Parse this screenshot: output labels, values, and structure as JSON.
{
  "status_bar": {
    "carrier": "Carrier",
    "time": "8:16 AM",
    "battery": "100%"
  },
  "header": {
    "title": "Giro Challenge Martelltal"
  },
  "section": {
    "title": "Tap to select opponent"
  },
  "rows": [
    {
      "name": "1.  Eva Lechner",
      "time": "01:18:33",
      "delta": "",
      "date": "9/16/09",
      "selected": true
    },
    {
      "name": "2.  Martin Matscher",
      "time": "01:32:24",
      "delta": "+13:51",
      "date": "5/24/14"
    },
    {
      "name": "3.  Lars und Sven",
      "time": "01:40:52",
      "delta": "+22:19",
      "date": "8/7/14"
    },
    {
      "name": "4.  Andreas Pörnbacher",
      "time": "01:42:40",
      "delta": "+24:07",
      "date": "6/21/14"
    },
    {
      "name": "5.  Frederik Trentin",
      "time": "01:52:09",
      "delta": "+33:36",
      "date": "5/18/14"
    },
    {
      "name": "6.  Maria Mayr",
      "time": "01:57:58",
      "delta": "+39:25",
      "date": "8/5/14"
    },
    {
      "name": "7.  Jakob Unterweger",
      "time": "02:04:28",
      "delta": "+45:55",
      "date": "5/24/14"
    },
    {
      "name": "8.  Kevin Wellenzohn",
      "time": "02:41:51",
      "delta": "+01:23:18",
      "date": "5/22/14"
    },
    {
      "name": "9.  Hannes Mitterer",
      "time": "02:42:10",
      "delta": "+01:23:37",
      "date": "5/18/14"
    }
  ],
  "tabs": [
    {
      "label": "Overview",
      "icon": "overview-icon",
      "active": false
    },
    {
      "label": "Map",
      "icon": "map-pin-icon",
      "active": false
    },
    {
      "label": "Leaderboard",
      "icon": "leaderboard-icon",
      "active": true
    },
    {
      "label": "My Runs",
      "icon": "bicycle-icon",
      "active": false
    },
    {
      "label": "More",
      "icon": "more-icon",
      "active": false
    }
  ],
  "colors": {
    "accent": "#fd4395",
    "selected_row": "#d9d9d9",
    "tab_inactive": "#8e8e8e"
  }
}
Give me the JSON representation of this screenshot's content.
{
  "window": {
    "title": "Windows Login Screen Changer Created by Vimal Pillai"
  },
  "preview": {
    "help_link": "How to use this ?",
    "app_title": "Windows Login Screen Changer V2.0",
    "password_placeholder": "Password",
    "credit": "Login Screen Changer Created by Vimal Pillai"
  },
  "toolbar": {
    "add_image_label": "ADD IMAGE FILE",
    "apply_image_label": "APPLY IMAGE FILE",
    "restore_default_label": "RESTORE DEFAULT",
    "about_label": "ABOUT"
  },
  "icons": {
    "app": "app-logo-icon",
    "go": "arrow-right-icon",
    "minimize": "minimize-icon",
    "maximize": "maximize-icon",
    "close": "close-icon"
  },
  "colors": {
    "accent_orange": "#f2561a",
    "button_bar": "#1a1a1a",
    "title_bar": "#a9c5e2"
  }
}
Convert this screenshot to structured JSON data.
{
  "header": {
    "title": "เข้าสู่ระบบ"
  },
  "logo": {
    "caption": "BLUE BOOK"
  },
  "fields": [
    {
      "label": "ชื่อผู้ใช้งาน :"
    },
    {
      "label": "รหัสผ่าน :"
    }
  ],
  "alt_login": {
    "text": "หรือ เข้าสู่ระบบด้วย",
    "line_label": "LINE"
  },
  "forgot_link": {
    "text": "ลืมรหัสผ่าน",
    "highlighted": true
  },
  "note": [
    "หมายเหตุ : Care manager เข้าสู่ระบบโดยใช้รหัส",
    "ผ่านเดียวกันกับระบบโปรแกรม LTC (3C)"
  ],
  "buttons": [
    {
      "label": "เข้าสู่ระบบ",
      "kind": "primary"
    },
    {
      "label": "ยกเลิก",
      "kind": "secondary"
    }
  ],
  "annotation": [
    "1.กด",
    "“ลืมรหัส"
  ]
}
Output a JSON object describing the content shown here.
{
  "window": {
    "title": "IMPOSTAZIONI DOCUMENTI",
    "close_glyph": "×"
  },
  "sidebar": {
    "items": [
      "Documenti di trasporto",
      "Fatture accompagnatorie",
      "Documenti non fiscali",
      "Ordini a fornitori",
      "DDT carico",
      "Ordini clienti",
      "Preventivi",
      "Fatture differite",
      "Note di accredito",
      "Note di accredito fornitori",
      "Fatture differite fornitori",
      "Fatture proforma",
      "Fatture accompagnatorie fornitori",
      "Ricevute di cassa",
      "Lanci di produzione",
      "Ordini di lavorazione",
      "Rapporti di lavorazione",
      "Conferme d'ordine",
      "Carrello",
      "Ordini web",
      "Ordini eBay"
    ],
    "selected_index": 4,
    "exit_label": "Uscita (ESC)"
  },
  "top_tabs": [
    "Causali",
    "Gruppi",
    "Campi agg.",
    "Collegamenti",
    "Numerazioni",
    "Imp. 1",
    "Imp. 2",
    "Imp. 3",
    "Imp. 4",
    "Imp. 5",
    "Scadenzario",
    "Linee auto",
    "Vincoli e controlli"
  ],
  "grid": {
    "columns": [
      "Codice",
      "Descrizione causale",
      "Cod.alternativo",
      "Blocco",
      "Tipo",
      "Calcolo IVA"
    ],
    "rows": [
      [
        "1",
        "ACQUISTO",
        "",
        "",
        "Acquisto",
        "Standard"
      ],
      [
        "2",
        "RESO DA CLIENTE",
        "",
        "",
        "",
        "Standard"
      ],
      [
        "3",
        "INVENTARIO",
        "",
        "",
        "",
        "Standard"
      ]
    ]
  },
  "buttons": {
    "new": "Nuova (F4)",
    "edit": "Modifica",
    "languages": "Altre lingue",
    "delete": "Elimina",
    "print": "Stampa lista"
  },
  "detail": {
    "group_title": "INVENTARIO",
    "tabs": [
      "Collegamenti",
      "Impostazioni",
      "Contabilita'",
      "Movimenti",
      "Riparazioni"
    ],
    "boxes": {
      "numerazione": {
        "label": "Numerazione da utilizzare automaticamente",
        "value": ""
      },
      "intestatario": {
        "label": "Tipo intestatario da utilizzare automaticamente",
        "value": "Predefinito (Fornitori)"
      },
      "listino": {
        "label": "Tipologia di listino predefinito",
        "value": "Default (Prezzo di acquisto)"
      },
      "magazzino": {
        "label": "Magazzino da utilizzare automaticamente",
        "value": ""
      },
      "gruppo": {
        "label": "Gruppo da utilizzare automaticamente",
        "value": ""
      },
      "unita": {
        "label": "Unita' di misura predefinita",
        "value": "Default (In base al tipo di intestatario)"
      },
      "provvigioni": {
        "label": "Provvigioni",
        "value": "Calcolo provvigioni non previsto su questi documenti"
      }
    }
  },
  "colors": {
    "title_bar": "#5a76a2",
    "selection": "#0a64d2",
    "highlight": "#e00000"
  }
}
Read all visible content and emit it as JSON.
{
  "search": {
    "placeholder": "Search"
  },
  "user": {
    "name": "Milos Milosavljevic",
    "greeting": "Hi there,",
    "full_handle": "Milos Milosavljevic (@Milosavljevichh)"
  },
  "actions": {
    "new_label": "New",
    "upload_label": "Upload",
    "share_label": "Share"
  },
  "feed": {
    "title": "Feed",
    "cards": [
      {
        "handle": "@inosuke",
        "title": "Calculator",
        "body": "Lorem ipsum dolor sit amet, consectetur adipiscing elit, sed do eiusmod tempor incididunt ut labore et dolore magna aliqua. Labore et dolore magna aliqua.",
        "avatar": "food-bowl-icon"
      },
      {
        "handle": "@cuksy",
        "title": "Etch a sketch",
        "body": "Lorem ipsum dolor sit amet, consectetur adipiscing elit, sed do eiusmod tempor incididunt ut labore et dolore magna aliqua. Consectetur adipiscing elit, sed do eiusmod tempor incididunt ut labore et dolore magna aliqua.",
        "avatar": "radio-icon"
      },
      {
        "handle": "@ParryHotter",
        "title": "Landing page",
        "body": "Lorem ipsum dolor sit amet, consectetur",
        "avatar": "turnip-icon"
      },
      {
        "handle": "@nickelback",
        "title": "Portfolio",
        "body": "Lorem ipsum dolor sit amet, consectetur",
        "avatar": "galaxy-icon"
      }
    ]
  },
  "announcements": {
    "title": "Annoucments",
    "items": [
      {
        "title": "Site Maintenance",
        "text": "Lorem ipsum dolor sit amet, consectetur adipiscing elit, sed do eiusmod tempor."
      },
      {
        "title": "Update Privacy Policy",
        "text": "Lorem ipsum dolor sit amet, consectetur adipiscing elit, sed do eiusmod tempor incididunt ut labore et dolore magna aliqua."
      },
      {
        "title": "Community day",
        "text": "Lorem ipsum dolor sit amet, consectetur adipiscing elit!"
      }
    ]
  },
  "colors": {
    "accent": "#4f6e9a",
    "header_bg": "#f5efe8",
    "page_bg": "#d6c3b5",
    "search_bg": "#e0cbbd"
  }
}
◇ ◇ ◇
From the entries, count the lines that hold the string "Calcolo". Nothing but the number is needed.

2